Kenilworth Neighbourhood Plan could be made public soon
A plan to help shape Kenilworth's future could be made public soon.
The draft version of the Kenilworth Neighbourhood Plan was finalised last week, and now has to be formally approved or rejected by Kenilworth Town Council at its first meeting next year on Thursday January 12.
If approved, the plan will be made public and will go to a six-week formal consultation.
Once the consultation is finished, the plan will be edited further to create a final draft.
If it is approved by an independent inspector, the final plan will be put to the people of Kenilworth in a yes or no vote.
The plan will sit alongside Warwick district’s Local Plan if both are agreed, and aims to give the town council more control over the finer details of the potential changes coming to Kenilworth.
Cllr George Illingworth, who chairs the Neighbourhood Plan working party, said: “We’re trying to reflect as many views as we can in the plan.
“We hope it will start in January. We want to know if we’ve got this plan right, and if not, we want to know what’s wrong with it.
Referring to the planned development near Southcrest Farm as part of the Local Plan, Cllr Illingworth said: “We want to take some control over the development in the eastern part of Kenilworth.
“We’ve got to make sure that the town can cope.”
In a statement on the town council’s website, he added: “We need to ensure that not only do we have the necessary school places and medical facilities for the growing population, but that the transport links whether car, bicycle or public transport feed into the town, and that a sense of community is created.
“At the same time we must keep the green spaces and other features which make Kenilworth such a popular place.”
The town council had sought ideas from Kenilworth residents earlier this year on what should be included in the plan.
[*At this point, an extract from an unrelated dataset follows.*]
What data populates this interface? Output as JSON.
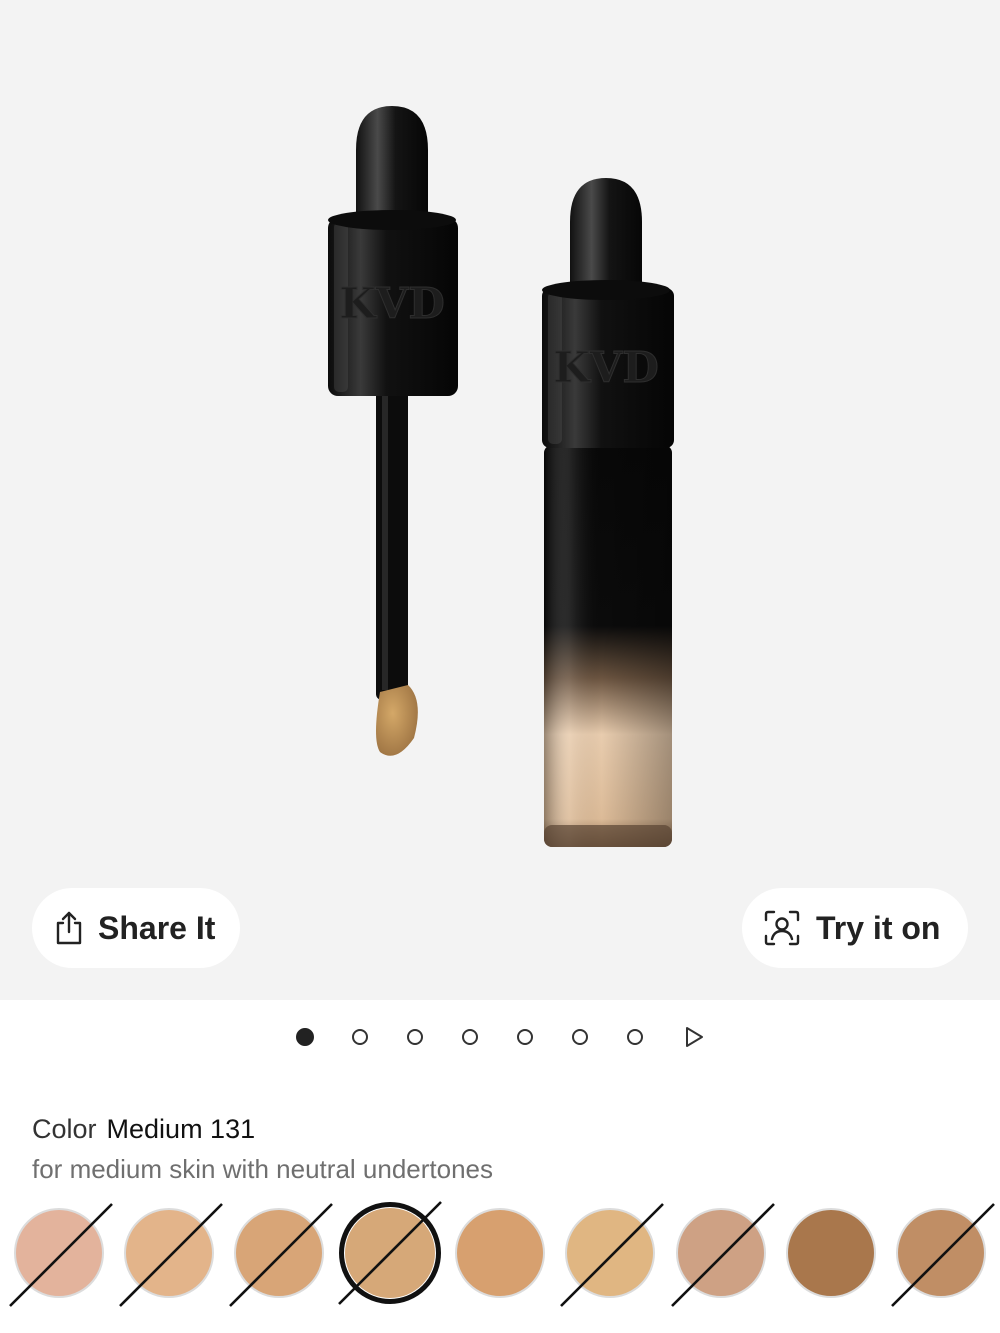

An informal survey suggested popular ideas might be to upgrade the leisure facilities at Castle Farm and Abbey Fields, increasing the number of small businesses and improving road junctions to ease traffic problems.